If an entry contains a picture, leave the picture out and reproduce everything else in the records below exactly.
*** Begin section ***
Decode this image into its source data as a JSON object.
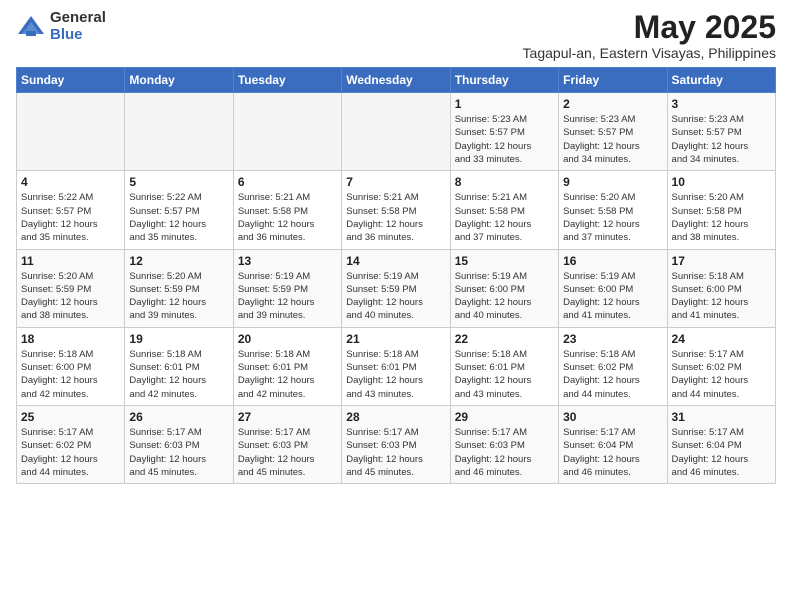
{
  "logo": {
    "general": "General",
    "blue": "Blue"
  },
  "title": "May 2025",
  "subtitle": "Tagapul-an, Eastern Visayas, Philippines",
  "days_of_week": [
    "Sunday",
    "Monday",
    "Tuesday",
    "Wednesday",
    "Thursday",
    "Friday",
    "Saturday"
  ],
  "weeks": [
    [
      {
        "day": "",
        "info": ""
      },
      {
        "day": "",
        "info": ""
      },
      {
        "day": "",
        "info": ""
      },
      {
        "day": "",
        "info": ""
      },
      {
        "day": "1",
        "info": "Sunrise: 5:23 AM\nSunset: 5:57 PM\nDaylight: 12 hours\nand 33 minutes."
      },
      {
        "day": "2",
        "info": "Sunrise: 5:23 AM\nSunset: 5:57 PM\nDaylight: 12 hours\nand 34 minutes."
      },
      {
        "day": "3",
        "info": "Sunrise: 5:23 AM\nSunset: 5:57 PM\nDaylight: 12 hours\nand 34 minutes."
      }
    ],
    [
      {
        "day": "4",
        "info": "Sunrise: 5:22 AM\nSunset: 5:57 PM\nDaylight: 12 hours\nand 35 minutes."
      },
      {
        "day": "5",
        "info": "Sunrise: 5:22 AM\nSunset: 5:57 PM\nDaylight: 12 hours\nand 35 minutes."
      },
      {
        "day": "6",
        "info": "Sunrise: 5:21 AM\nSunset: 5:58 PM\nDaylight: 12 hours\nand 36 minutes."
      },
      {
        "day": "7",
        "info": "Sunrise: 5:21 AM\nSunset: 5:58 PM\nDaylight: 12 hours\nand 36 minutes."
      },
      {
        "day": "8",
        "info": "Sunrise: 5:21 AM\nSunset: 5:58 PM\nDaylight: 12 hours\nand 37 minutes."
      },
      {
        "day": "9",
        "info": "Sunrise: 5:20 AM\nSunset: 5:58 PM\nDaylight: 12 hours\nand 37 minutes."
      },
      {
        "day": "10",
        "info": "Sunrise: 5:20 AM\nSunset: 5:58 PM\nDaylight: 12 hours\nand 38 minutes."
      }
    ],
    [
      {
        "day": "11",
        "info": "Sunrise: 5:20 AM\nSunset: 5:59 PM\nDaylight: 12 hours\nand 38 minutes."
      },
      {
        "day": "12",
        "info": "Sunrise: 5:20 AM\nSunset: 5:59 PM\nDaylight: 12 hours\nand 39 minutes."
      },
      {
        "day": "13",
        "info": "Sunrise: 5:19 AM\nSunset: 5:59 PM\nDaylight: 12 hours\nand 39 minutes."
      },
      {
        "day": "14",
        "info": "Sunrise: 5:19 AM\nSunset: 5:59 PM\nDaylight: 12 hours\nand 40 minutes."
      },
      {
        "day": "15",
        "info": "Sunrise: 5:19 AM\nSunset: 6:00 PM\nDaylight: 12 hours\nand 40 minutes."
      },
      {
        "day": "16",
        "info": "Sunrise: 5:19 AM\nSunset: 6:00 PM\nDaylight: 12 hours\nand 41 minutes."
      },
      {
        "day": "17",
        "info": "Sunrise: 5:18 AM\nSunset: 6:00 PM\nDaylight: 12 hours\nand 41 minutes."
      }
    ],
    [
      {
        "day": "18",
        "info": "Sunrise: 5:18 AM\nSunset: 6:00 PM\nDaylight: 12 hours\nand 42 minutes."
      },
      {
        "day": "19",
        "info": "Sunrise: 5:18 AM\nSunset: 6:01 PM\nDaylight: 12 hours\nand 42 minutes."
      },
      {
        "day": "20",
        "info": "Sunrise: 5:18 AM\nSunset: 6:01 PM\nDaylight: 12 hours\nand 42 minutes."
      },
      {
        "day": "21",
        "info": "Sunrise: 5:18 AM\nSunset: 6:01 PM\nDaylight: 12 hours\nand 43 minutes."
      },
      {
        "day": "22",
        "info": "Sunrise: 5:18 AM\nSunset: 6:01 PM\nDaylight: 12 hours\nand 43 minutes."
      },
      {
        "day": "23",
        "info": "Sunrise: 5:18 AM\nSunset: 6:02 PM\nDaylight: 12 hours\nand 44 minutes."
      },
      {
        "day": "24",
        "info": "Sunrise: 5:17 AM\nSunset: 6:02 PM\nDaylight: 12 hours\nand 44 minutes."
      }
    ],
    [
      {
        "day": "25",
        "info": "Sunrise: 5:17 AM\nSunset: 6:02 PM\nDaylight: 12 hours\nand 44 minutes."
      },
      {
        "day": "26",
        "info": "Sunrise: 5:17 AM\nSunset: 6:03 PM\nDaylight: 12 hours\nand 45 minutes."
      },
      {
        "day": "27",
        "info": "Sunrise: 5:17 AM\nSunset: 6:03 PM\nDaylight: 12 hours\nand 45 minutes."
      },
      {
        "day": "28",
        "info": "Sunrise: 5:17 AM\nSunset: 6:03 PM\nDaylight: 12 hours\nand 45 minutes."
      },
      {
        "day": "29",
        "info": "Sunrise: 5:17 AM\nSunset: 6:03 PM\nDaylight: 12 hours\nand 46 minutes."
      },
      {
        "day": "30",
        "info": "Sunrise: 5:17 AM\nSunset: 6:04 PM\nDaylight: 12 hours\nand 46 minutes."
      },
      {
        "day": "31",
        "info": "Sunrise: 5:17 AM\nSunset: 6:04 PM\nDaylight: 12 hours\nand 46 minutes."
      }
    ]
  ]
}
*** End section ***
WRITTEN SOLUTION:
Decode this image into its source data as a JSON object.
{
  "logo": {
    "general": "General",
    "blue": "Blue"
  },
  "title": "May 2025",
  "subtitle": "Tagapul-an, Eastern Visayas, Philippines",
  "days_of_week": [
    "Sunday",
    "Monday",
    "Tuesday",
    "Wednesday",
    "Thursday",
    "Friday",
    "Saturday"
  ],
  "weeks": [
    [
      {
        "day": "",
        "info": ""
      },
      {
        "day": "",
        "info": ""
      },
      {
        "day": "",
        "info": ""
      },
      {
        "day": "",
        "info": ""
      },
      {
        "day": "1",
        "info": "Sunrise: 5:23 AM\nSunset: 5:57 PM\nDaylight: 12 hours\nand 33 minutes."
      },
      {
        "day": "2",
        "info": "Sunrise: 5:23 AM\nSunset: 5:57 PM\nDaylight: 12 hours\nand 34 minutes."
      },
      {
        "day": "3",
        "info": "Sunrise: 5:23 AM\nSunset: 5:57 PM\nDaylight: 12 hours\nand 34 minutes."
      }
    ],
    [
      {
        "day": "4",
        "info": "Sunrise: 5:22 AM\nSunset: 5:57 PM\nDaylight: 12 hours\nand 35 minutes."
      },
      {
        "day": "5",
        "info": "Sunrise: 5:22 AM\nSunset: 5:57 PM\nDaylight: 12 hours\nand 35 minutes."
      },
      {
        "day": "6",
        "info": "Sunrise: 5:21 AM\nSunset: 5:58 PM\nDaylight: 12 hours\nand 36 minutes."
      },
      {
        "day": "7",
        "info": "Sunrise: 5:21 AM\nSunset: 5:58 PM\nDaylight: 12 hours\nand 36 minutes."
      },
      {
        "day": "8",
        "info": "Sunrise: 5:21 AM\nSunset: 5:58 PM\nDaylight: 12 hours\nand 37 minutes."
      },
      {
        "day": "9",
        "info": "Sunrise: 5:20 AM\nSunset: 5:58 PM\nDaylight: 12 hours\nand 37 minutes."
      },
      {
        "day": "10",
        "info": "Sunrise: 5:20 AM\nSunset: 5:58 PM\nDaylight: 12 hours\nand 38 minutes."
      }
    ],
    [
      {
        "day": "11",
        "info": "Sunrise: 5:20 AM\nSunset: 5:59 PM\nDaylight: 12 hours\nand 38 minutes."
      },
      {
        "day": "12",
        "info": "Sunrise: 5:20 AM\nSunset: 5:59 PM\nDaylight: 12 hours\nand 39 minutes."
      },
      {
        "day": "13",
        "info": "Sunrise: 5:19 AM\nSunset: 5:59 PM\nDaylight: 12 hours\nand 39 minutes."
      },
      {
        "day": "14",
        "info": "Sunrise: 5:19 AM\nSunset: 5:59 PM\nDaylight: 12 hours\nand 40 minutes."
      },
      {
        "day": "15",
        "info": "Sunrise: 5:19 AM\nSunset: 6:00 PM\nDaylight: 12 hours\nand 40 minutes."
      },
      {
        "day": "16",
        "info": "Sunrise: 5:19 AM\nSunset: 6:00 PM\nDaylight: 12 hours\nand 41 minutes."
      },
      {
        "day": "17",
        "info": "Sunrise: 5:18 AM\nSunset: 6:00 PM\nDaylight: 12 hours\nand 41 minutes."
      }
    ],
    [
      {
        "day": "18",
        "info": "Sunrise: 5:18 AM\nSunset: 6:00 PM\nDaylight: 12 hours\nand 42 minutes."
      },
      {
        "day": "19",
        "info": "Sunrise: 5:18 AM\nSunset: 6:01 PM\nDaylight: 12 hours\nand 42 minutes."
      },
      {
        "day": "20",
        "info": "Sunrise: 5:18 AM\nSunset: 6:01 PM\nDaylight: 12 hours\nand 42 minutes."
      },
      {
        "day": "21",
        "info": "Sunrise: 5:18 AM\nSunset: 6:01 PM\nDaylight: 12 hours\nand 43 minutes."
      },
      {
        "day": "22",
        "info": "Sunrise: 5:18 AM\nSunset: 6:01 PM\nDaylight: 12 hours\nand 43 minutes."
      },
      {
        "day": "23",
        "info": "Sunrise: 5:18 AM\nSunset: 6:02 PM\nDaylight: 12 hours\nand 44 minutes."
      },
      {
        "day": "24",
        "info": "Sunrise: 5:17 AM\nSunset: 6:02 PM\nDaylight: 12 hours\nand 44 minutes."
      }
    ],
    [
      {
        "day": "25",
        "info": "Sunrise: 5:17 AM\nSunset: 6:02 PM\nDaylight: 12 hours\nand 44 minutes."
      },
      {
        "day": "26",
        "info": "Sunrise: 5:17 AM\nSunset: 6:03 PM\nDaylight: 12 hours\nand 45 minutes."
      },
      {
        "day": "27",
        "info": "Sunrise: 5:17 AM\nSunset: 6:03 PM\nDaylight: 12 hours\nand 45 minutes."
      },
      {
        "day": "28",
        "info": "Sunrise: 5:17 AM\nSunset: 6:03 PM\nDaylight: 12 hours\nand 45 minutes."
      },
      {
        "day": "29",
        "info": "Sunrise: 5:17 AM\nSunset: 6:03 PM\nDaylight: 12 hours\nand 46 minutes."
      },
      {
        "day": "30",
        "info": "Sunrise: 5:17 AM\nSunset: 6:04 PM\nDaylight: 12 hours\nand 46 minutes."
      },
      {
        "day": "31",
        "info": "Sunrise: 5:17 AM\nSunset: 6:04 PM\nDaylight: 12 hours\nand 46 minutes."
      }
    ]
  ]
}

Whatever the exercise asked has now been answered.